Dr Caroline Zwierzchowska-Dod of Swansea University, who carried out the research, said: “The research showed that the scheme was delivering different types of benefits, for children and parents alike. Children receiving Imagination Library books had a significantly higher chance of achieving important academic milestones than their peers. They were also more likely to be reading more frequently with their parents. This strengthened parent-child bonds, which parents identified as a major benefit, helping them to learn more about their child. The curated book selection also introduced new authors into the home, which was highly valued by parents.”
Marion Gillooly, Executive Director of The Dollywood Foundation UK, said: “We are very excited about this research. We receive regular feedback from families that children love having a book delivered to them every month, and that there is great excitement around the arrival of each book. It's fantastic that we now have this robust evidence from the UK to demonstrate that families involved in the Imagination Library do read more often with their children, are much more likely to read daily, and that their children are more likely to achieve key learning milestones. Perhaps even more significant is the evidence from parents and carers that bonding with their child was a key benefit of the Imagination Library.
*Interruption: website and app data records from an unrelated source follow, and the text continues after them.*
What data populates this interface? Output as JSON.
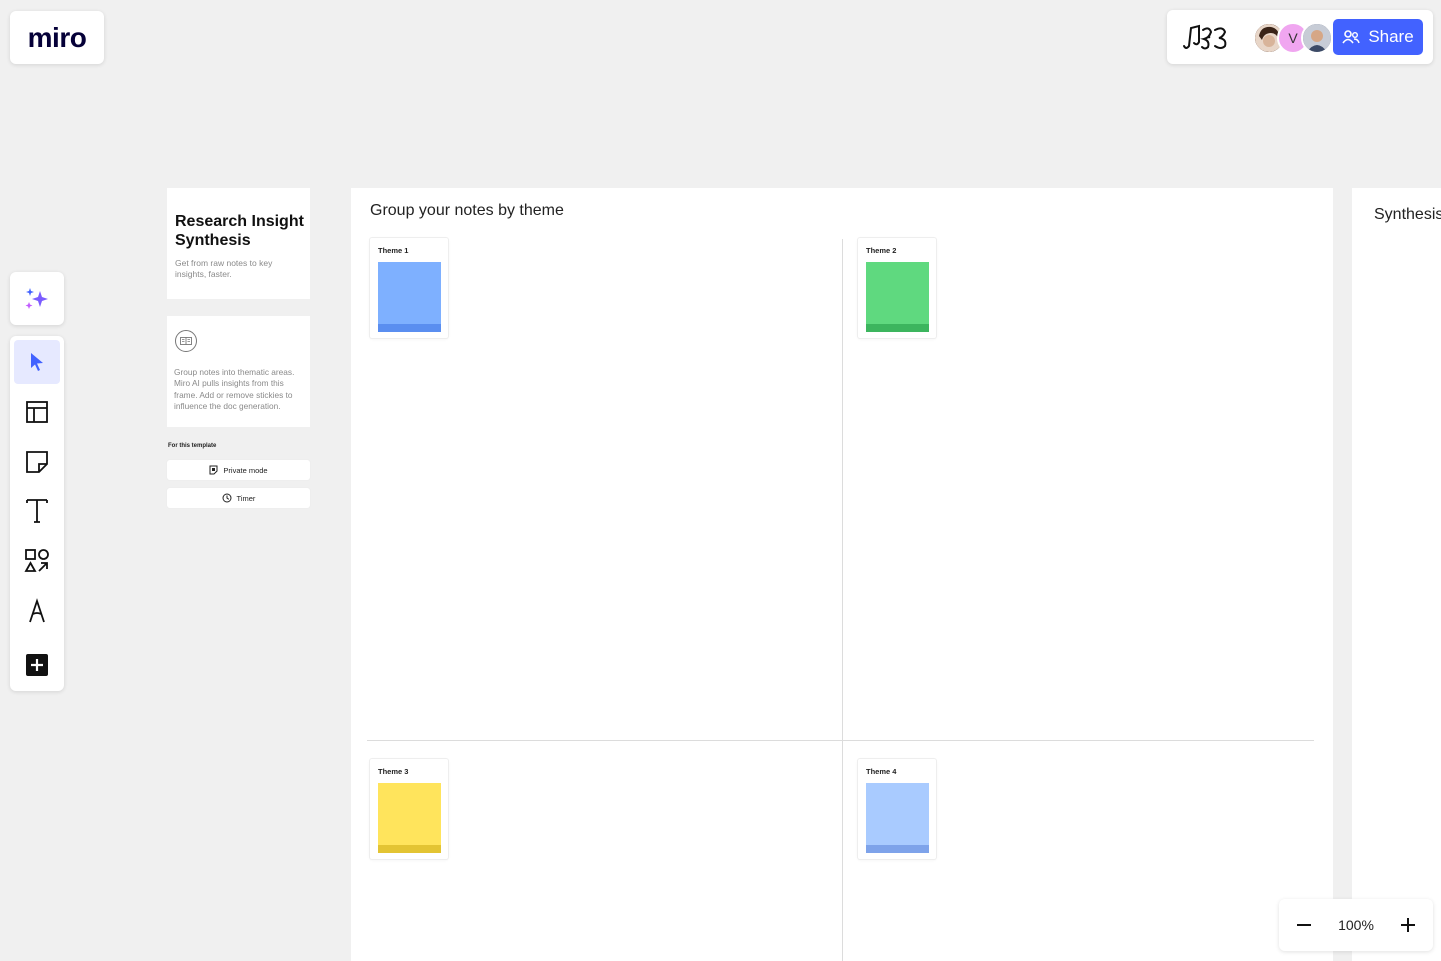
{
  "app": {
    "logo_text": "miro"
  },
  "header": {
    "share_label": "Share",
    "avatars": [
      {
        "name": "user-avatar-1",
        "initial": "",
        "color": "#6b4a3a"
      },
      {
        "name": "user-avatar-2",
        "initial": "V",
        "color": "#f0a6f0"
      },
      {
        "name": "user-avatar-3",
        "initial": "",
        "color": "#8a94a6"
      }
    ]
  },
  "toolbar": {
    "tools": [
      "ai-sparkles",
      "select",
      "templates",
      "sticky-note",
      "text",
      "shapes",
      "pen",
      "more"
    ]
  },
  "info_card": {
    "title": "Research Insight Synthesis",
    "subtitle": "Get from raw notes to key insights, faster."
  },
  "help_card": {
    "text": "Group notes into thematic areas. Miro AI pulls insights from this frame. Add or remove stickies to influence the doc generation."
  },
  "template_tools": {
    "heading": "For this template",
    "private_mode": "Private mode",
    "timer": "Timer"
  },
  "frame": {
    "title": "Group your notes by theme",
    "themes": [
      {
        "label": "Theme 1",
        "color": "#7eb0ff",
        "base": "#5a8ef0"
      },
      {
        "label": "Theme 2",
        "color": "#5fd97f",
        "base": "#3cb55e"
      },
      {
        "label": "Theme 3",
        "color": "#ffe45c",
        "base": "#e3c433"
      },
      {
        "label": "Theme 4",
        "color": "#a9cbff",
        "base": "#7ea3ea"
      }
    ]
  },
  "frame2": {
    "title": "Synthesis"
  },
  "zoom": {
    "level": "100%"
  },
  "colors": {
    "accent": "#4262ff",
    "canvas": "#f0f0f0"
  }
}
Dolly Parton often says that you can never get enough books into the hands of enough children, and I couldn't agree more.”
Dr Zwierzchowska-Dod is currently creating an animation to share the benefits of investment in the IL programme alongside materials for children, parents, educators and other academics.